While minimizing the impacts of increasing tariffs, businesses all across the world need to consider four crucial levers – supply chains, procurement costs, customers, and competitors. In this blog, we will discuss all these levers in great detail. So, let’s start:
Lever 1: Procurement Costs
For big enterprises like GM or Ford with products integrating parts like drives, microchips, and various other critical components, all the tariffed materials may account for up to 10% to 15% of the overall costs.
For small businesses, like metal stamping, the overall material costs are unlikely to be affected by increasing tariffs significantly. In such a case, suppliers will likely be domestic in nature and they are unlikely to face the tariffs.
- Make sure access to sources of expertise during the entire evaluation process, including manufacturing, engineering, regulatory, legal, and business teams
- Carefully evaluate the overall impact of the increase in the cost of the raw materials throughout the entire production chain – for instance, the impact of aluminum and steel tariffs from China may enhance the costs of raw materials by 2% to 5%
- Carry out in-depth risk analysis in order to determine the overall cost impact of different scenarios of tariff
- Focus on the total ownership cost, not just the pricing, in order to understand the true impact of the tariff on the overall costs.
Lever 2: Supply Chains
With quite a few alternatives, or with pretty limited capacity, we expect costs to rise even more during the entire supply chain than tariffs can alone indicate. In addition to these, margins should also be secured by merely looking for any long-term contracts with buyers and suppliers, so that uncertainty is reduced drastically.
Supply chain management involving sources from various service providers whose materials and goods may be subject to the increased tariffs, will need to identify various suppliers who will bear the brunt of the tariff, and if so, explore various other alternatives.
- Deepen relationships with the existing suppliers in order to define joint solutions so as to mitigate the impact of the overall tariffs
- Transformer Suppliers – precisely identify the long-term supply chain risks, comprising the impact of supply shortages on operating and manufacturing costs
- Make the changes in engineering so non-tariff alternatives can be also be used
- Negotiating with the different suppliers in order to share the burden of tariff
- Work with the existing suppliers of the source from the factories that may operate in various non-tariff countries
- Insource – Find the current opportunities in order to produce external items

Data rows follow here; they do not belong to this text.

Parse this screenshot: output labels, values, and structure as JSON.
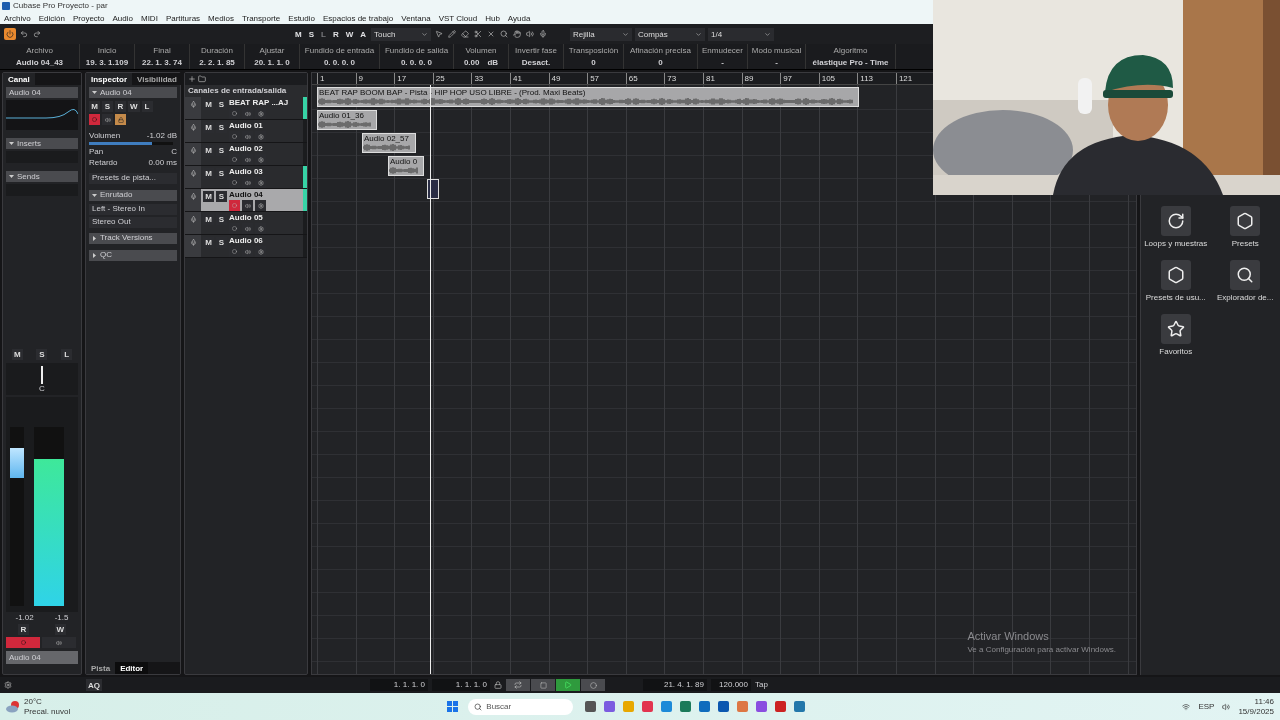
{
  "window": {
    "title": "Cubase Pro Proyecto - par"
  },
  "menu": [
    "Archivo",
    "Edición",
    "Proyecto",
    "Audio",
    "MIDI",
    "Partituras",
    "Medios",
    "Transporte",
    "Estudio",
    "Espacios de trabajo",
    "Ventana",
    "VST Cloud",
    "Hub",
    "Ayuda"
  ],
  "toolbar": {
    "mode_buttons": [
      {
        "label": "M",
        "disabled": false
      },
      {
        "label": "S",
        "disabled": false
      },
      {
        "label": "L",
        "disabled": true
      },
      {
        "label": "R",
        "disabled": false
      },
      {
        "label": "W",
        "disabled": false
      },
      {
        "label": "A",
        "disabled": false
      }
    ],
    "automation_mode": "Touch",
    "snap_type": "Rejilla",
    "grid_type": "Compás",
    "quantize": "1/4"
  },
  "info_line": [
    {
      "label": "Archivo",
      "value": "Audio 04_43"
    },
    {
      "label": "Inicio",
      "value": "19. 3. 1.109"
    },
    {
      "label": "Final",
      "value": "22. 1. 3. 74"
    },
    {
      "label": "Duración",
      "value": "2. 2. 1. 85"
    },
    {
      "label": "Ajustar",
      "value": "20. 1. 1. 0"
    },
    {
      "label": "Fundido de entrada",
      "value": "0. 0. 0. 0"
    },
    {
      "label": "Fundido de salida",
      "value": "0. 0. 0. 0"
    },
    {
      "label": "Volumen",
      "value": "0.00",
      "unit": "dB"
    },
    {
      "label": "Invertir fase",
      "value": "Desact."
    },
    {
      "label": "Transposición",
      "value": "0"
    },
    {
      "label": "Afinación precisa",
      "value": "0"
    },
    {
      "label": "Enmudecer",
      "value": "-"
    },
    {
      "label": "Modo musical",
      "value": "-"
    },
    {
      "label": "Algoritmo",
      "value": "élastique Pro - Time"
    }
  ],
  "channel": {
    "tab": "Canal",
    "name": "Audio 04",
    "sections": [
      "Inserts",
      "Sends"
    ],
    "buttons": [
      "M",
      "S",
      "L"
    ],
    "pan": "C",
    "fader": {
      "level": 0.8
    },
    "meter": {
      "level": 0.82
    },
    "readings": [
      "-1.02",
      "-1.5"
    ],
    "mode_buttons": [
      "R",
      "W"
    ],
    "record_armed": true,
    "footer_name": "Audio 04"
  },
  "inspector": {
    "tabs": [
      {
        "label": "Inspector",
        "selected": true
      },
      {
        "label": "Visibilidad",
        "selected": false
      }
    ],
    "track": "Audio 04",
    "buttons": [
      "M",
      "S",
      "R",
      "W",
      "L"
    ],
    "record_armed": true,
    "volume": {
      "label": "Volumen",
      "value": "-1.02 dB",
      "level": 0.75
    },
    "pan": {
      "label": "Pan",
      "value": "C"
    },
    "delay": {
      "label": "Retardo",
      "value": "0.00 ms"
    },
    "track_presets": "Presets de pista...",
    "sections": [
      {
        "title": "Enrutado",
        "expanded": true,
        "items": [
          "Left - Stereo In",
          "Stereo Out"
        ]
      },
      {
        "title": "Track Versions",
        "expanded": false
      },
      {
        "title": "QC",
        "expanded": false
      }
    ]
  },
  "track_list": {
    "folder": "Canales de entrada/salida",
    "tracks": [
      {
        "name": "BEAT RAP ...AJ",
        "buttons": [
          "M",
          "S"
        ],
        "selected": false,
        "record_armed": false,
        "meter": true
      },
      {
        "name": "Audio 01",
        "buttons": [
          "M",
          "S"
        ],
        "selected": false,
        "record_armed": false,
        "meter": false
      },
      {
        "name": "Audio 02",
        "buttons": [
          "M",
          "S"
        ],
        "selected": false,
        "record_armed": false,
        "meter": false
      },
      {
        "name": "Audio 03",
        "buttons": [
          "M",
          "S"
        ],
        "selected": false,
        "record_armed": false,
        "meter": true
      },
      {
        "name": "Audio 04",
        "buttons": [
          "M",
          "S"
        ],
        "selected": true,
        "record_armed": true,
        "meter": true
      },
      {
        "name": "Audio 05",
        "buttons": [
          "M",
          "S"
        ],
        "selected": false,
        "record_armed": false,
        "meter": false
      },
      {
        "name": "Audio 06",
        "buttons": [
          "M",
          "S"
        ],
        "selected": false,
        "record_armed": false,
        "meter": false
      }
    ]
  },
  "ruler": [
    "1",
    "9",
    "17",
    "25",
    "33",
    "41",
    "49",
    "57",
    "65",
    "73",
    "81",
    "89",
    "97",
    "105",
    "113",
    "121"
  ],
  "events": [
    {
      "kind": "audio",
      "label": "BEAT RAP BOOM BAP - Pista - HIP HOP USO LIBRE - (Prod. Maxi Beats)"
    },
    {
      "kind": "audio",
      "label": "Audio 01_36"
    },
    {
      "kind": "audio",
      "label": "Audio 02_57"
    },
    {
      "kind": "audio",
      "label": "Audio 0"
    },
    {
      "kind": "recording"
    }
  ],
  "bottom_tabs": [
    {
      "label": "Pista",
      "selected": false
    },
    {
      "label": "Editor",
      "selected": true
    }
  ],
  "media": [
    {
      "label": "Loops y muestras"
    },
    {
      "label": "Presets"
    },
    {
      "label": "Presets de usu..."
    },
    {
      "label": "Explorador de..."
    },
    {
      "label": "Favoritos"
    }
  ],
  "activation_notice": {
    "title": "Activar Windows",
    "text": "Ve a Configuración para activar Windows."
  },
  "status_button": "AQ",
  "transport": {
    "left_locator": "1. 1. 1. 0",
    "right_locator": "1. 1. 1. 0",
    "playing": true,
    "position": "21. 4. 1. 89",
    "tempo": "120.000",
    "tap": "Tap"
  },
  "taskbar": {
    "temperature": "20°C",
    "weather": "Precal. nuvol",
    "search_placeholder": "Buscar",
    "language": "ESP",
    "time": "11:46",
    "date": "15/9/2025"
  }
}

- Look for various product reclassifications in order to place items out of the tariff bucket (for instance, specialist steel may be eligible for various tariff exemptions so that different prices are not affected in these types of cases).
Lever 3: Customers
While assessing whether and how much the cost increases can be passed on to clients, it is quite crucial to think about how the price responses vary. In addition to this, it depends on the relative value you attribute to the products and their ability to source anywhere.
Organizations should also try to predict the behavior of customers:
If your product is a key, and cannot be easily replaced, or the switch to another product is a big risk, customers are likely to be less price-sensitive (for instance, switching the products can be illegal or difficult). On the other way, if there are easily available alternatives or the customer margins are very tight, or you sell big quantities that are not crucial to their activities, you can expect a price sensitivity.
Lever 4: Competitors
While the competitors will face the same tariff pressures, they may also be affected differently. All their responses may vary as per the goals, supply cost structures, markets, target customers, chain options, regulatory impacts, geographic considerations, and strategies.
Look at the past competitor and their actions in order to identify clients or markets that are perceived as important
In addition to this, competitors may also try to mitigate price increases in critical markets whereas countering the overall impact on the lower bound by enhancing prices in different markets.
- Precisely understand the key markets and create the best pricing strategies based on their critical markets and ready to defend it in light of the ’goals of competitors
So, which leverage will work the best for your company?
In general, it is crucial for the companies to make the overall decisions that offer them the flexibility, given the ongoing uncertainty related to tariff policies. Various global procurement companies should ensure that all these mechanisms are in place in order to monitor the changing developments and disseminate this crucial information to the key stakeholders, assess the potential impact of the changing tariff policies and use these 4 lifting tools in order to mitigate the impact.